This is a ghost story.
They usually haunt my house.
Right now, though, it’s quiet. It’s decorated for the holidays. The inside, much more modestly than usual. The white columns that separate our “double parlor” living room from dining room are not wrapped with candy cane stripes. The historic buildings that make up the downtown area for our elaborate Christmas village still lie in storage in the basement. Many wooden soldiers from the army of nutcrackers have been furloughed. I feel my mother’s ire from beyond the grave for neglecting to put up the Nativity set this year.
“Stephen!” I can hear her scold. “It’s the reason for the season!”
But my Catholic Guilt isn’t what haunts the old place. Not the only thing, anyway.

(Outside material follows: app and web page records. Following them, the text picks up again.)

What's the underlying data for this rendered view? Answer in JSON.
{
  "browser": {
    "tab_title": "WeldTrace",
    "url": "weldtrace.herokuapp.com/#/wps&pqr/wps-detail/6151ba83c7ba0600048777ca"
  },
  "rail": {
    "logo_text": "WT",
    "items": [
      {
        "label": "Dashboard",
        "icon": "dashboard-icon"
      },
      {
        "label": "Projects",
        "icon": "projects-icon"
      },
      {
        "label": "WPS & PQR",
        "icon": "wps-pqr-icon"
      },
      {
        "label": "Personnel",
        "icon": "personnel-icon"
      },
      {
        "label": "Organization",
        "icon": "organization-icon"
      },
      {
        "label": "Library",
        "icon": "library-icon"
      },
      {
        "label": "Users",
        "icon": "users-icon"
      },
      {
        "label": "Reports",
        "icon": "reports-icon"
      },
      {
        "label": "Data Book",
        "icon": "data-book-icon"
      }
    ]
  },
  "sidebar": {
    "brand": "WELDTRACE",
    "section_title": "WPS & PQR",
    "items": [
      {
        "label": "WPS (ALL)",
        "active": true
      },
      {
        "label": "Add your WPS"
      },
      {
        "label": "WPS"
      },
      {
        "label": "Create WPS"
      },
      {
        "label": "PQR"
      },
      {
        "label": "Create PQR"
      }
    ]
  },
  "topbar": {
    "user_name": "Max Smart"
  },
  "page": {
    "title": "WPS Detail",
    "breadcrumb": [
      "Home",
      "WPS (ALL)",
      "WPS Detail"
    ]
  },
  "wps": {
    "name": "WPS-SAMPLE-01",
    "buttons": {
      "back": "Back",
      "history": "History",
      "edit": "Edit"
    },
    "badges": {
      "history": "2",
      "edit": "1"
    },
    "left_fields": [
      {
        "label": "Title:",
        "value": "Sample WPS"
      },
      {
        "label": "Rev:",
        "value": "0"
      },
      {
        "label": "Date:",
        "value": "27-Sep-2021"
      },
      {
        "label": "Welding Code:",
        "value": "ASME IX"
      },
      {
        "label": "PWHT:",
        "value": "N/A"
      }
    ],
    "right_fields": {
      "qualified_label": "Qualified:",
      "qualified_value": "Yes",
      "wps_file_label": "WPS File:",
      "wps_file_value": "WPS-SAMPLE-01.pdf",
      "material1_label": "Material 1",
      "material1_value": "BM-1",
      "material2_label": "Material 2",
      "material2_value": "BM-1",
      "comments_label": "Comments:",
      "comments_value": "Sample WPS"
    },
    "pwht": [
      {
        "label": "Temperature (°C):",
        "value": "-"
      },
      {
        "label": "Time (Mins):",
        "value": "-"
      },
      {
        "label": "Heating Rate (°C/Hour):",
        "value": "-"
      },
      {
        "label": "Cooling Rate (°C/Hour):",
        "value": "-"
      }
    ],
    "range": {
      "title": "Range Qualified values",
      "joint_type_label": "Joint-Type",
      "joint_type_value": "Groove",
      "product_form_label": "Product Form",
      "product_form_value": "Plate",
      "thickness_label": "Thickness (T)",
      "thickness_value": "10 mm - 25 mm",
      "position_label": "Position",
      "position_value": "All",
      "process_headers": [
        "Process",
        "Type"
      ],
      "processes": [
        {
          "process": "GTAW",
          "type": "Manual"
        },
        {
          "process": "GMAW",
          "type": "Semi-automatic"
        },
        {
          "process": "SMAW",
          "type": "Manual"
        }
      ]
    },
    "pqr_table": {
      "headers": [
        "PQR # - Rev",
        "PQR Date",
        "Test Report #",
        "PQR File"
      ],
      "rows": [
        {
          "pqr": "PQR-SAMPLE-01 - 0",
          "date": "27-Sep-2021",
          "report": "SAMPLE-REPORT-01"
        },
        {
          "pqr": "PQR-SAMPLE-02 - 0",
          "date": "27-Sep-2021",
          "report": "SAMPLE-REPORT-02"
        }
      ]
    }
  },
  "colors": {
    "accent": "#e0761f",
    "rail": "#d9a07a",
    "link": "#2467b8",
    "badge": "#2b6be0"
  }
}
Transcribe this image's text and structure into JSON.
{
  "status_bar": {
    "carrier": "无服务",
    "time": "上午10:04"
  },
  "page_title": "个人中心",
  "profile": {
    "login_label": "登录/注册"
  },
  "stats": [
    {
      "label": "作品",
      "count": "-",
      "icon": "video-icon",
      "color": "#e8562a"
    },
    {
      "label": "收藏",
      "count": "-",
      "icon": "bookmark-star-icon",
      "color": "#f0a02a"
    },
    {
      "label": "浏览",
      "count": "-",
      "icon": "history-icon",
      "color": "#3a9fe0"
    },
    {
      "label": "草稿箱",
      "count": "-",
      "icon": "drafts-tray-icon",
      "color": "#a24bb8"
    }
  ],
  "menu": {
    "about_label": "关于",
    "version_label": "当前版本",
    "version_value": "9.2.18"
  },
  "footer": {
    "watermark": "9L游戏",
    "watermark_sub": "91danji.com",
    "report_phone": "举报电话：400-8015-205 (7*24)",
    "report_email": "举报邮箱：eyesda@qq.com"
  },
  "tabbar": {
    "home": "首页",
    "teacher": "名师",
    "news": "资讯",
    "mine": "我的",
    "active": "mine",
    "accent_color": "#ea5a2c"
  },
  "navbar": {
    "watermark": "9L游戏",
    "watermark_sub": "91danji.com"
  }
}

In the warm glow of the tree lights and candles in the windows—the table with its poinsettia runner laid out for no one—the Bing Crosby song crooning out for my ears only—the bar stocked with spirits that will last us a year rather than just a weekend—the thing most noticeably absent in my house this season:
My house (or to give credit to its owner, my father’s house) has always been the place where people just…ended up. Everyone has always gathered here. Good times and bad. Holidays, birthdays, after weddings, after funerals, baby showers, game nights, Tupperware parties, barbecues, movies. This house is most alive when it’s full of people.
In the somewhat-storied history of the house, built right at the turn of the last century, it seems to have always been that way, by all accounts. For whatever reason, it was just the hub of all activity.
I grew up here, mostly. I moved away, and after my mother passed away and my father remarried, I moved back with my wife. We’ve certainly made it our own—it’s a great deal different from it was when it was my childhood home. But there are ghosts. Memories of parties for any and every occasion. Memories of gatherings of friends on Monday nights just because. Memories of getting together to grieve. Or plan vacations. Or host special dinners. Or help with renovations or church festival planning or book launching. Memories of announcements of engagements, of pregnancies, of deaths. Memories of people, family and friends and strangers alike. Memories of, above all, love.
I can feel the ghosts, my mother amongst them, whenever the house is full of people. Whenever we host a Christmas Eve, or a Friendsgiving, or a Halloween party, or even just dinner with a small group of friends. The walls themselves seem to sigh contently. Satiated by the laughter and gossip and friendship and love within.
But the Ghosts of Christmas Past are silent this year. The only sighs from the walls are the creaks and groans of an old heating system. There is still laughter, even if it is from only my wife and I and Schitt’s Creek. And plenty of love. But it’s…different. As it is in every house, all over the world, this Christmas.
I’m sure I’m not the only one, but I can’t help but think of Meet Me in St. Louis. Specifically, that scene where the family’s house is packed up to move away, and Christmas just isn’t the same, and nobody knows what the future is going to bring. Judy Garland comforts her little sister in song:
In a year we all will be together,
If the fates allow.
We’ll just have to muddle through somehow.
If that doesn’t speak to 2020, man…
I don’t know. I don’t know if, in a year, all our troubles will be out of sight. It’s unlikely, frankly. But I do know that it will at least be better. My house will be full again. There will still be love, and laughter, and too much food, and enough booze to kill a middle school, and gossip. The ghosts will be happy. Until then, we’ve hung a shining star upon the highest bow.
Be kind to each other. Be safe. Wear a mask. And have yourself a merry little Christmas.